What is expected
The records below hold pictures; please leave those out and retype the rest exactly.

========================

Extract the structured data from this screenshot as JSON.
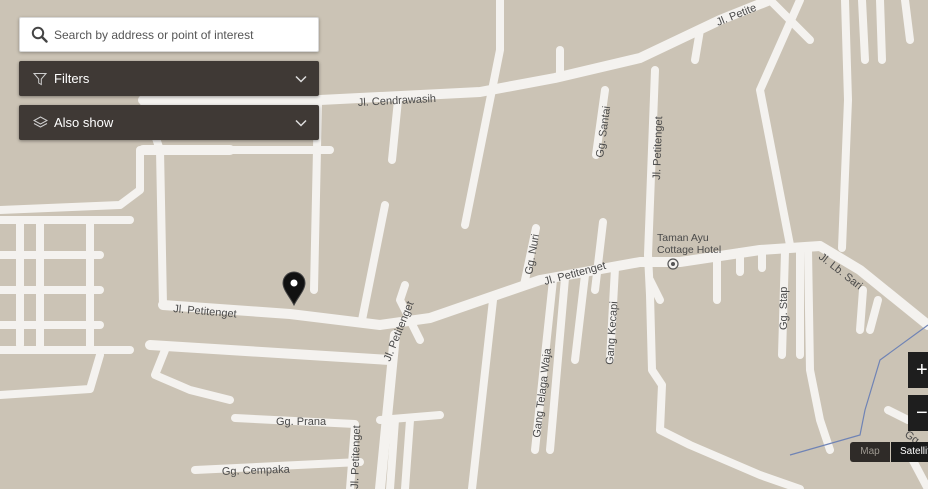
{
  "search": {
    "placeholder": "Search by address or point of interest",
    "icon": "search-icon"
  },
  "filters": {
    "label": "Filters",
    "icon": "funnel-icon"
  },
  "also_show": {
    "label": "Also show",
    "icon": "layers-icon"
  },
  "map": {
    "background_color": "#cbc3b5",
    "road_color": "#f4f2ef",
    "streets": {
      "petitenget_west": "Jl. Petitenget",
      "petitenget_south": "Jl. Petitenget",
      "petitenget_east": "Jl. Petitenget",
      "petitenget_vertical": "Jl. Petitenget",
      "petitenget_top": "Jl. Petite",
      "cendrawasih": "Jl. Cendrawasih",
      "santai": "Gg. Santai",
      "nuri": "Gg. Nuri",
      "kecapi": "Gang Kecapi",
      "telaga_waja": "Gang Telaga Waja",
      "stap": "Gg. Stap",
      "lb_sari": "Jl. Lb. Sari",
      "prana": "Gg. Prana",
      "cempaka": "Gg. Cempaka",
      "bottom_edge": "Jl. Petitenget",
      "right_edge": "Gg. Ma"
    },
    "poi": {
      "line1": "Taman Ayu",
      "line2": "Cottage Hotel"
    }
  },
  "controls": {
    "zoom_in": "+",
    "zoom_out": "−",
    "map_type_map": "Map",
    "map_type_satellite": "Satellite"
  }
}
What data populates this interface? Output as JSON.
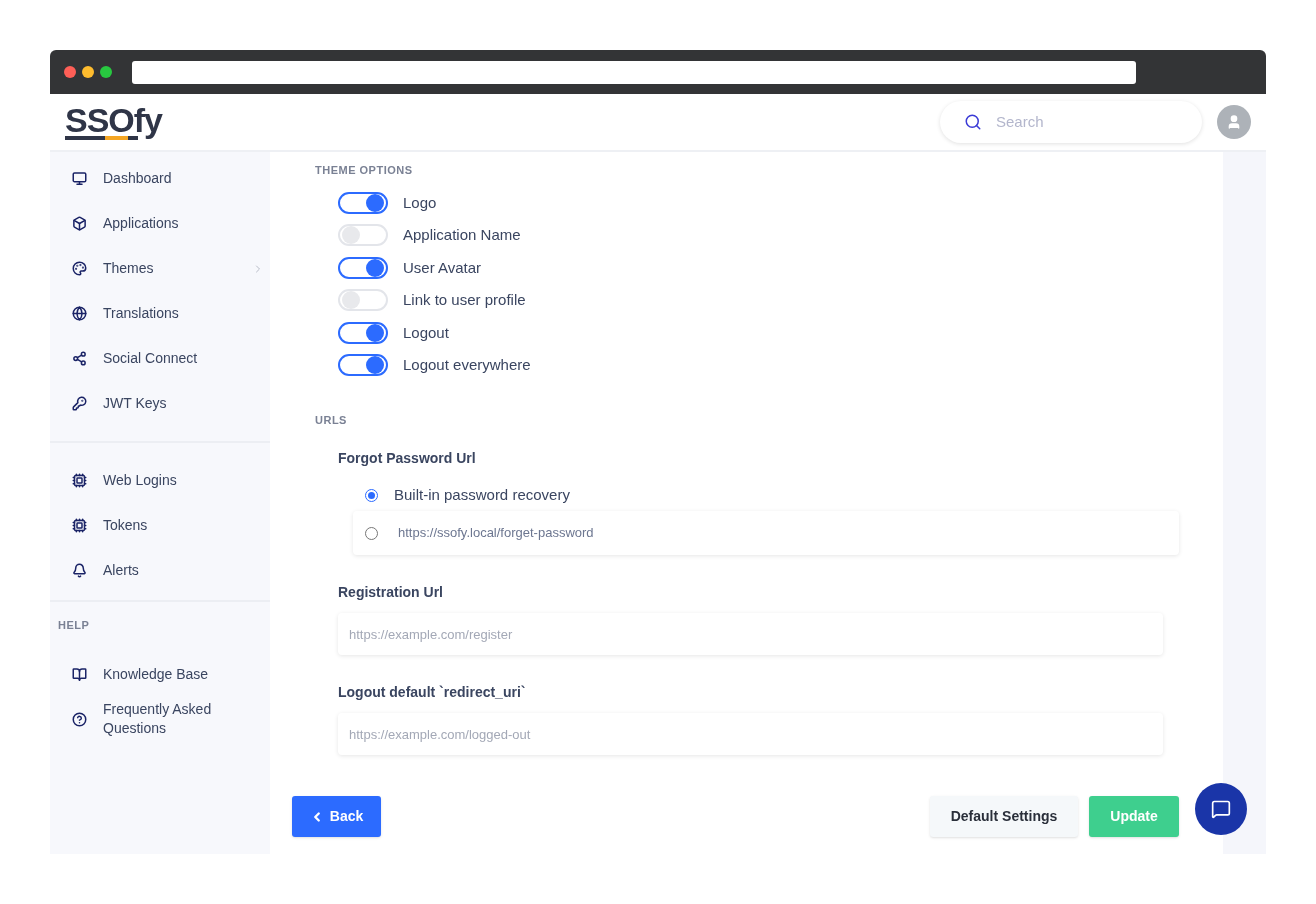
{
  "header": {
    "logo": "SSOfy",
    "search": {
      "placeholder": "Search"
    }
  },
  "sidebar": {
    "groups": [
      {
        "items": [
          {
            "label": "Dashboard",
            "expandable": false
          },
          {
            "label": "Applications",
            "expandable": false
          },
          {
            "label": "Themes",
            "expandable": true
          },
          {
            "label": "Translations",
            "expandable": false
          },
          {
            "label": "Social Connect",
            "expandable": false
          },
          {
            "label": "JWT Keys",
            "expandable": false
          }
        ]
      },
      {
        "items": [
          {
            "label": "Web Logins",
            "expandable": false
          },
          {
            "label": "Tokens",
            "expandable": false
          },
          {
            "label": "Alerts",
            "expandable": false
          }
        ]
      },
      {
        "heading": "HELP",
        "items": [
          {
            "label": "Knowledge Base",
            "expandable": false
          },
          {
            "label": "Frequently Asked Questions",
            "expandable": false
          }
        ]
      }
    ]
  },
  "theme_options": {
    "heading": "THEME OPTIONS",
    "toggles": [
      {
        "label": "Logo",
        "on": true
      },
      {
        "label": "Application Name",
        "on": false
      },
      {
        "label": "User Avatar",
        "on": true
      },
      {
        "label": "Link to user profile",
        "on": false
      },
      {
        "label": "Logout",
        "on": true
      },
      {
        "label": "Logout everywhere",
        "on": true
      }
    ]
  },
  "urls": {
    "heading": "URLS",
    "forgot_password": {
      "label": "Forgot Password Url",
      "options": [
        {
          "kind": "plain",
          "label": "Built-in password recovery",
          "selected": true
        },
        {
          "kind": "field",
          "label": "https://ssofy.local/forget-password",
          "selected": false
        }
      ]
    },
    "fields": [
      {
        "label": "Registration Url",
        "placeholder": "https://example.com/register"
      },
      {
        "label": "Logout default `redirect_uri`",
        "placeholder": "https://example.com/logged-out"
      }
    ]
  },
  "footer": {
    "back": "Back",
    "default_settings": "Default Settings",
    "update": "Update"
  }
}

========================

Your solution
Extract the structured data from this screenshot as JSON.
{
  "search": {
    "placeholder": "Search by address or point of interest",
    "icon": "search-icon"
  },
  "filters": {
    "label": "Filters",
    "icon": "funnel-icon"
  },
  "also_show": {
    "label": "Also show",
    "icon": "layers-icon"
  },
  "map": {
    "background_color": "#cbc3b5",
    "road_color": "#f4f2ef",
    "streets": {
      "petitenget_west": "Jl. Petitenget",
      "petitenget_south": "Jl. Petitenget",
      "petitenget_east": "Jl. Petitenget",
      "petitenget_vertical": "Jl. Petitenget",
      "petitenget_top": "Jl. Petite",
      "cendrawasih": "Jl. Cendrawasih",
      "santai": "Gg. Santai",
      "nuri": "Gg. Nuri",
      "kecapi": "Gang Kecapi",
      "telaga_waja": "Gang Telaga Waja",
      "stap": "Gg. Stap",
      "lb_sari": "Jl. Lb. Sari",
      "prana": "Gg. Prana",
      "cempaka": "Gg. Cempaka",
      "bottom_edge": "Jl. Petitenget",
      "right_edge": "Gg. Ma"
    },
    "poi": {
      "line1": "Taman Ayu",
      "line2": "Cottage Hotel"
    }
  },
  "controls": {
    "zoom_in": "+",
    "zoom_out": "−",
    "map_type_map": "Map",
    "map_type_satellite": "Satellite"
  }
}
What data populates this interface? Output as JSON.
{
  "header": {
    "logo": "SSOfy",
    "search": {
      "placeholder": "Search"
    }
  },
  "sidebar": {
    "groups": [
      {
        "items": [
          {
            "label": "Dashboard",
            "expandable": false
          },
          {
            "label": "Applications",
            "expandable": false
          },
          {
            "label": "Themes",
            "expandable": true
          },
          {
            "label": "Translations",
            "expandable": false
          },
          {
            "label": "Social Connect",
            "expandable": false
          },
          {
            "label": "JWT Keys",
            "expandable": false
          }
        ]
      },
      {
        "items": [
          {
            "label": "Web Logins",
            "expandable": false
          },
          {
            "label": "Tokens",
            "expandable": false
          },
          {
            "label": "Alerts",
            "expandable": false
          }
        ]
      },
      {
        "heading": "HELP",
        "items": [
          {
            "label": "Knowledge Base",
            "expandable": false
          },
          {
            "label": "Frequently Asked Questions",
            "expandable": false
          }
        ]
      }
    ]
  },
  "theme_options": {
    "heading": "THEME OPTIONS",
    "toggles": [
      {
        "label": "Logo",
        "on": true
      },
      {
        "label": "Application Name",
        "on": false
      },
      {
        "label": "User Avatar",
        "on": true
      },
      {
        "label": "Link to user profile",
        "on": false
      },
      {
        "label": "Logout",
        "on": true
      },
      {
        "label": "Logout everywhere",
        "on": true
      }
    ]
  },
  "urls": {
    "heading": "URLS",
    "forgot_password": {
      "label": "Forgot Password Url",
      "options": [
        {
          "kind": "plain",
          "label": "Built-in password recovery",
          "selected": true
        },
        {
          "kind": "field",
          "label": "https://ssofy.local/forget-password",
          "selected": false
        }
      ]
    },
    "fields": [
      {
        "label": "Registration Url",
        "placeholder": "https://example.com/register"
      },
      {
        "label": "Logout default `redirect_uri`",
        "placeholder": "https://example.com/logged-out"
      }
    ]
  },
  "footer": {
    "back": "Back",
    "default_settings": "Default Settings",
    "update": "Update"
  }
}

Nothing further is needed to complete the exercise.